Available data below:

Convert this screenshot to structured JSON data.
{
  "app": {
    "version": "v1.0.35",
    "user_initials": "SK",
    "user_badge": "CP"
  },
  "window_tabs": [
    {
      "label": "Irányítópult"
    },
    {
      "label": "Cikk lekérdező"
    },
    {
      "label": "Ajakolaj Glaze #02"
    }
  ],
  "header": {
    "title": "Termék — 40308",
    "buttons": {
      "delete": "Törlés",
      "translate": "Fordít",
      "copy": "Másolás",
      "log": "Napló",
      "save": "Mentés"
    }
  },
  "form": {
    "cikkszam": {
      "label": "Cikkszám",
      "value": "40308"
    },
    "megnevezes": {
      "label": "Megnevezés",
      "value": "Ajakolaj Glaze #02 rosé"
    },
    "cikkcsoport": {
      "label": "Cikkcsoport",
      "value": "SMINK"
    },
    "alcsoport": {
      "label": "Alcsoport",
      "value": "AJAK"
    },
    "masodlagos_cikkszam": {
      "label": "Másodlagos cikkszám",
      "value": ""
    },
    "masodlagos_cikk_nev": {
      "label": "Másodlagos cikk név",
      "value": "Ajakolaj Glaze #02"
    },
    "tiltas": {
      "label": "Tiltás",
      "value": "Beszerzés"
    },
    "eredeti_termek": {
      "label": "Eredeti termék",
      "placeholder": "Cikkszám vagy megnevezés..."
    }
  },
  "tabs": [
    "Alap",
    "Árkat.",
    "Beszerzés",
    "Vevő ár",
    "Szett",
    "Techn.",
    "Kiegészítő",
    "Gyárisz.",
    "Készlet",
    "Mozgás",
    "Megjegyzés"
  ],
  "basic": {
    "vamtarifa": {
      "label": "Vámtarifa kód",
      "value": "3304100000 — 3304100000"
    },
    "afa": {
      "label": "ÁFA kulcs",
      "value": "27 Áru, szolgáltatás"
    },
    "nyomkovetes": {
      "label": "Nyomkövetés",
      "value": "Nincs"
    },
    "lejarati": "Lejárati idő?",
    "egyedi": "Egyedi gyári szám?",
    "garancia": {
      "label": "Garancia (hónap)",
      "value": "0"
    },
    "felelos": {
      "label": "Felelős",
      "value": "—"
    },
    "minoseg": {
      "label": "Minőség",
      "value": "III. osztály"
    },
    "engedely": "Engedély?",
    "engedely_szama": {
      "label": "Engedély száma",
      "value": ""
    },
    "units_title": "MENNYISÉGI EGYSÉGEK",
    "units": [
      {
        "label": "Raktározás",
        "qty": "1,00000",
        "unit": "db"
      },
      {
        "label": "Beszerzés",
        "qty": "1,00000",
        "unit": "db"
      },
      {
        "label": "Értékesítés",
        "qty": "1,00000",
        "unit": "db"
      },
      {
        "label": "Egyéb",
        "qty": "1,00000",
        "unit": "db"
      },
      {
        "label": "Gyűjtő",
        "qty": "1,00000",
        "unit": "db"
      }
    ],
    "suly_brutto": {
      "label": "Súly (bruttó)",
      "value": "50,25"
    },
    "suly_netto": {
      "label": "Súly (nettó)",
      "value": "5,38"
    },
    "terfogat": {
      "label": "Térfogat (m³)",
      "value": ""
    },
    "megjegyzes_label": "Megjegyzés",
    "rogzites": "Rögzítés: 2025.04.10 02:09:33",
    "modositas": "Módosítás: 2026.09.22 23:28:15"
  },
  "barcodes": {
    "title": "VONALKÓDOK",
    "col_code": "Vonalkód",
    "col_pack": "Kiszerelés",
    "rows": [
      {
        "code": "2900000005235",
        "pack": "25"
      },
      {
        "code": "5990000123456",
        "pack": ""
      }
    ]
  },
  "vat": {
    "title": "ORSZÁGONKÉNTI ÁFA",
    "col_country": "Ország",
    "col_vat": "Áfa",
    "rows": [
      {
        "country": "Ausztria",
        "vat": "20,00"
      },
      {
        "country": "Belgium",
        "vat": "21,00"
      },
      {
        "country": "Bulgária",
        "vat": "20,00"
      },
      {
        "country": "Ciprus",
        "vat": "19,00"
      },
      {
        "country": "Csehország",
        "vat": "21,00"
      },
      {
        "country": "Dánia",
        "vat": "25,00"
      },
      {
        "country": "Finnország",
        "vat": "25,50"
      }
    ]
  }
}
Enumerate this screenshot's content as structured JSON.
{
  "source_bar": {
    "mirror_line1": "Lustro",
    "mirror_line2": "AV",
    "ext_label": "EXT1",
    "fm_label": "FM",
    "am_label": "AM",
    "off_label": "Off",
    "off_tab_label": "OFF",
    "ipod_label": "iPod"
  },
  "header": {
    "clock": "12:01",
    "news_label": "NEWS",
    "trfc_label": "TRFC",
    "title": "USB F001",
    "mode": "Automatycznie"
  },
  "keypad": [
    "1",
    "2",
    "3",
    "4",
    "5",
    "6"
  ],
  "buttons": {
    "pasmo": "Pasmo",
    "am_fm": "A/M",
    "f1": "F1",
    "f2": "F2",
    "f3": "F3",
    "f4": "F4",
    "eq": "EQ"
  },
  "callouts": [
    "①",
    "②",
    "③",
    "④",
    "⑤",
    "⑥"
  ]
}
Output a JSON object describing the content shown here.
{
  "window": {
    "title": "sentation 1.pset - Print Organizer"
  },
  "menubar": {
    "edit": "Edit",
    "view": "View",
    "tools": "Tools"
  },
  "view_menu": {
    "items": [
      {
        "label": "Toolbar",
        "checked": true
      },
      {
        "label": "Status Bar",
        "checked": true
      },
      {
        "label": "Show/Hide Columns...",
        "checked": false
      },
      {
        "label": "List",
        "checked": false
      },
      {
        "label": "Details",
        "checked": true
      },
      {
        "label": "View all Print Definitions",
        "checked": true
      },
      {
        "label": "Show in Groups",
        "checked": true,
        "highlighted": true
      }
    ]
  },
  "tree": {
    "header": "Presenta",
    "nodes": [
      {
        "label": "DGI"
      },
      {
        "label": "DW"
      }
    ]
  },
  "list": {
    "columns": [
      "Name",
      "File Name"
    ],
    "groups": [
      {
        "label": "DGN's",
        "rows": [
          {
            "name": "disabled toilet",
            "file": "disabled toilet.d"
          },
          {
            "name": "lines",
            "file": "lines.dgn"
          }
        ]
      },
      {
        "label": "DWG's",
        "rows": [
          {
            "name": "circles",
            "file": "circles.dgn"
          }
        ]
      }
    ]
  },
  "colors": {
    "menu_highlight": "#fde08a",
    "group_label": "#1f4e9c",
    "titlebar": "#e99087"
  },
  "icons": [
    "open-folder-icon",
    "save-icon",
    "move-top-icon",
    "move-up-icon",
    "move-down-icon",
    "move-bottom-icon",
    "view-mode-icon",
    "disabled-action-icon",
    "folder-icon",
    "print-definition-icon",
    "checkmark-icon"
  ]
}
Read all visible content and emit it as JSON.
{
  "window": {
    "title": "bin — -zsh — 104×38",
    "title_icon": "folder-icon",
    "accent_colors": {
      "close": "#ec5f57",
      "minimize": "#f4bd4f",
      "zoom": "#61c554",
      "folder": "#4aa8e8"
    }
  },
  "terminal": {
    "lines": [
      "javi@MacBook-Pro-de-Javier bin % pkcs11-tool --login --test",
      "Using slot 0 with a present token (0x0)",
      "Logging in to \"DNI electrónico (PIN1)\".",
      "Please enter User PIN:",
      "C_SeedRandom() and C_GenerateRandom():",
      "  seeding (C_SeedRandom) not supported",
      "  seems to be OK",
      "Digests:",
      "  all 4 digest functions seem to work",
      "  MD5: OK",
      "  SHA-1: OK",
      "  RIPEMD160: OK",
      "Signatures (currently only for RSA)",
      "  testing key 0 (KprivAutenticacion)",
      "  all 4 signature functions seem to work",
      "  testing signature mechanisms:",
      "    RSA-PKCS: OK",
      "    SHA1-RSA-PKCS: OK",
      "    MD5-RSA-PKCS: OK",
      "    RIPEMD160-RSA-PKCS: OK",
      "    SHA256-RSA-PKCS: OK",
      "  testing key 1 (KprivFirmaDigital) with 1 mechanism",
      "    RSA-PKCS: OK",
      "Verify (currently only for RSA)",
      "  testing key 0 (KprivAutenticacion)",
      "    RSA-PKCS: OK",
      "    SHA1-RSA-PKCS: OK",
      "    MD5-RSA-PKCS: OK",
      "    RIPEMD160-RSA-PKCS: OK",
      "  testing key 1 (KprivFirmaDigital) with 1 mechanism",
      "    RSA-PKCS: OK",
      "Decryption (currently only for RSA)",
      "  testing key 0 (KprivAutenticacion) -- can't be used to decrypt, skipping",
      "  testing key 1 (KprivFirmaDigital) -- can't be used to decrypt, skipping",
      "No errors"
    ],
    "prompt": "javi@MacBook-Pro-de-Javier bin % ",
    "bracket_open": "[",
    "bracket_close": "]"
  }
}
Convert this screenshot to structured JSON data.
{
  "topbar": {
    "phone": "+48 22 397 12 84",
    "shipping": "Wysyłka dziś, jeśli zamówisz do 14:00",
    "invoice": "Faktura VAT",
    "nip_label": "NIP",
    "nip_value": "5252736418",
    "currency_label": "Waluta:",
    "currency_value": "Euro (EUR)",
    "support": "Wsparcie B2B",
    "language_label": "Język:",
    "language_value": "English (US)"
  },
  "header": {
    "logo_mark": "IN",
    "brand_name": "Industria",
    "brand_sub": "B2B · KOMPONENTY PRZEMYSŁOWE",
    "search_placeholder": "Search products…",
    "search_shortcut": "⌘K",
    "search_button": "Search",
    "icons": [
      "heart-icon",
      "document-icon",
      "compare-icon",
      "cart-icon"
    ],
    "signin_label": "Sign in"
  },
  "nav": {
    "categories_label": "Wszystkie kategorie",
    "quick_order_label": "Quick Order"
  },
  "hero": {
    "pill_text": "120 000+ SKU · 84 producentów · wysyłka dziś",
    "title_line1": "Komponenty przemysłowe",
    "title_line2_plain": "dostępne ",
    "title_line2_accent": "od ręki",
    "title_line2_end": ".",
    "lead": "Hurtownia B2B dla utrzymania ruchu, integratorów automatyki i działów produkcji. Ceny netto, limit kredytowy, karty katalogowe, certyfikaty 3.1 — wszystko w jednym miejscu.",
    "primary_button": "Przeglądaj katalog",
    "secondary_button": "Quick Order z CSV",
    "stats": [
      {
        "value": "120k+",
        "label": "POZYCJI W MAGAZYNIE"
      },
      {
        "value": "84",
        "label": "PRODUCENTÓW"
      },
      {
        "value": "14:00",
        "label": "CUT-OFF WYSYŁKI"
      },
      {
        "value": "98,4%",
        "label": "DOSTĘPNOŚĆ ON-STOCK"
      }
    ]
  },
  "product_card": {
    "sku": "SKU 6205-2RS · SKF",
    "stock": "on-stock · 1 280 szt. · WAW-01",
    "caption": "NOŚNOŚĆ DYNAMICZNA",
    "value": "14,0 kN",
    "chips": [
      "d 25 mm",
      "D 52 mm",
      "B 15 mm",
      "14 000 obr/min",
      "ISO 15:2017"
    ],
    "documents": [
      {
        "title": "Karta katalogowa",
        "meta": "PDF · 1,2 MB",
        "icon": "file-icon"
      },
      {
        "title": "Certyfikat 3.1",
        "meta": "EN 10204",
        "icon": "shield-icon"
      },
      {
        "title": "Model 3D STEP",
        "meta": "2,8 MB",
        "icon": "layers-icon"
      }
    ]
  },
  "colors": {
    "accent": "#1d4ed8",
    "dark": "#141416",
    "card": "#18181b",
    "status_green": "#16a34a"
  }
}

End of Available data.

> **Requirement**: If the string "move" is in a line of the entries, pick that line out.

> **Solution to the problem**:
    "move-top-icon",
    "move-up-icon",
    "move-down-icon",
    "move-bottom-icon",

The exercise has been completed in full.